### ASSIGNMENT
Excluding all pictures, please output the listing exactly.

++++++++++++++++++++

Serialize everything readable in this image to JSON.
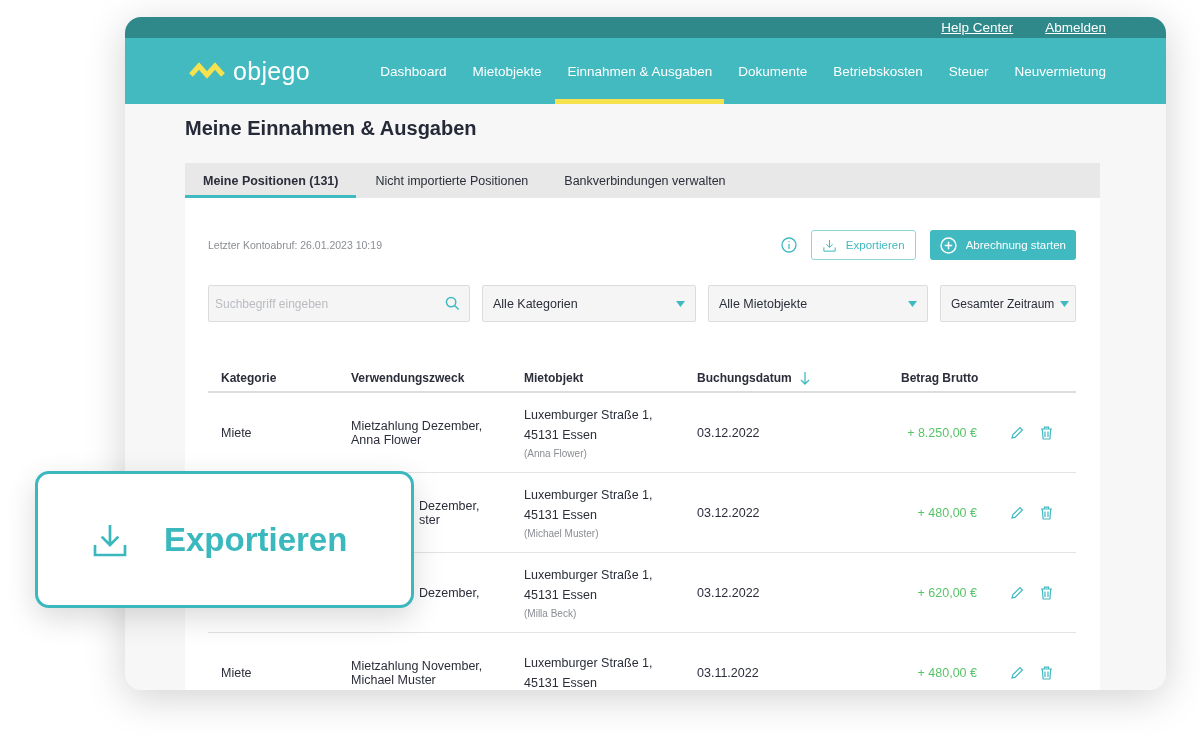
{
  "top_links": [
    "Help Center",
    "Abmelden"
  ],
  "logo": {
    "text": "objego"
  },
  "nav": [
    {
      "label": "Dashboard",
      "selected": false
    },
    {
      "label": "Mietobjekte",
      "selected": false
    },
    {
      "label": "Einnahmen & Ausgaben",
      "selected": true
    },
    {
      "label": "Dokumente",
      "selected": false
    },
    {
      "label": "Betriebskosten",
      "selected": false
    },
    {
      "label": "Steuer",
      "selected": false
    },
    {
      "label": "Neuvermietung",
      "selected": false
    }
  ],
  "page_title": "Meine Einnahmen & Ausgaben",
  "tabs": [
    {
      "label": "Meine Positionen (131)",
      "selected": true
    },
    {
      "label": "Nicht importierte Positionen",
      "selected": false
    },
    {
      "label": "Bankverbindungen verwalten",
      "selected": false
    }
  ],
  "last_fetch": "Letzter Kontoabruf: 26.01.2023 10:19",
  "actions": [
    {
      "kind": "info"
    },
    {
      "kind": "outline",
      "label": "Exportieren"
    },
    {
      "kind": "primary",
      "label": "Abrechnung starten"
    }
  ],
  "filters": [
    {
      "kind": "search",
      "placeholder": "Suchbegriff eingeben"
    },
    {
      "kind": "select",
      "value": "Alle Kategorien"
    },
    {
      "kind": "select",
      "value": "Alle Mietobjekte"
    },
    {
      "kind": "select",
      "value": "Gesamter Zeitraum"
    }
  ],
  "table": {
    "columns": [
      {
        "label": "Kategorie"
      },
      {
        "label": "Verwendungszweck"
      },
      {
        "label": "Mietobjekt"
      },
      {
        "label": "Buchungsdatum",
        "sorted": true
      },
      {
        "label": "Betrag Brutto"
      }
    ],
    "rows": [
      {
        "category": "Miete",
        "purpose": [
          "Mietzahlung Dezember,",
          "Anna Flower"
        ],
        "property": [
          "Luxemburger Straße 1,",
          "45131 Essen"
        ],
        "tenant": "(Anna Flower)",
        "date": "03.12.2022",
        "amount": "+ 8.250,00 €"
      },
      {
        "purpose": [
          "Dezember,",
          "ster"
        ],
        "property": [
          "Luxemburger Straße 1,",
          "45131 Essen"
        ],
        "tenant": "(Michael Muster)",
        "date": "03.12.2022",
        "amount": "+ 480,00 €"
      },
      {
        "purpose": [
          "Dezember,"
        ],
        "property": [
          "Luxemburger Straße 1,",
          "45131 Essen"
        ],
        "tenant": "(Milla Beck)",
        "date": "03.12.2022",
        "amount": "+ 620,00 €"
      },
      {
        "category": "Miete",
        "purpose": [
          "Mietzahlung November,",
          "Michael Muster"
        ],
        "property": [
          "Luxemburger Straße 1,",
          "45131 Essen"
        ],
        "date": "03.11.2022",
        "amount": "+ 480,00 €"
      }
    ]
  },
  "callout": {
    "label": "Exportieren"
  }
}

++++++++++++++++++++

### EXERCISE ANSWER
Serialize everything readable in this image to JSON.
{
  "top_links": [
    "Help Center",
    "Abmelden"
  ],
  "logo": {
    "text": "objego"
  },
  "nav": [
    {
      "label": "Dashboard",
      "selected": false
    },
    {
      "label": "Mietobjekte",
      "selected": false
    },
    {
      "label": "Einnahmen & Ausgaben",
      "selected": true
    },
    {
      "label": "Dokumente",
      "selected": false
    },
    {
      "label": "Betriebskosten",
      "selected": false
    },
    {
      "label": "Steuer",
      "selected": false
    },
    {
      "label": "Neuvermietung",
      "selected": false
    }
  ],
  "page_title": "Meine Einnahmen & Ausgaben",
  "tabs": [
    {
      "label": "Meine Positionen (131)",
      "selected": true
    },
    {
      "label": "Nicht importierte Positionen",
      "selected": false
    },
    {
      "label": "Bankverbindungen verwalten",
      "selected": false
    }
  ],
  "last_fetch": "Letzter Kontoabruf: 26.01.2023 10:19",
  "actions": [
    {
      "kind": "info"
    },
    {
      "kind": "outline",
      "label": "Exportieren"
    },
    {
      "kind": "primary",
      "label": "Abrechnung starten"
    }
  ],
  "filters": [
    {
      "kind": "search",
      "placeholder": "Suchbegriff eingeben"
    },
    {
      "kind": "select",
      "value": "Alle Kategorien"
    },
    {
      "kind": "select",
      "value": "Alle Mietobjekte"
    },
    {
      "kind": "select",
      "value": "Gesamter Zeitraum"
    }
  ],
  "table": {
    "columns": [
      {
        "label": "Kategorie"
      },
      {
        "label": "Verwendungszweck"
      },
      {
        "label": "Mietobjekt"
      },
      {
        "label": "Buchungsdatum",
        "sorted": true
      },
      {
        "label": "Betrag Brutto"
      }
    ],
    "rows": [
      {
        "category": "Miete",
        "purpose": [
          "Mietzahlung Dezember,",
          "Anna Flower"
        ],
        "property": [
          "Luxemburger Straße 1,",
          "45131 Essen"
        ],
        "tenant": "(Anna Flower)",
        "date": "03.12.2022",
        "amount": "+ 8.250,00 €"
      },
      {
        "purpose": [
          "Dezember,",
          "ster"
        ],
        "property": [
          "Luxemburger Straße 1,",
          "45131 Essen"
        ],
        "tenant": "(Michael Muster)",
        "date": "03.12.2022",
        "amount": "+ 480,00 €"
      },
      {
        "purpose": [
          "Dezember,"
        ],
        "property": [
          "Luxemburger Straße 1,",
          "45131 Essen"
        ],
        "tenant": "(Milla Beck)",
        "date": "03.12.2022",
        "amount": "+ 620,00 €"
      },
      {
        "category": "Miete",
        "purpose": [
          "Mietzahlung November,",
          "Michael Muster"
        ],
        "property": [
          "Luxemburger Straße 1,",
          "45131 Essen"
        ],
        "date": "03.11.2022",
        "amount": "+ 480,00 €"
      }
    ]
  },
  "callout": {
    "label": "Exportieren"
  }
}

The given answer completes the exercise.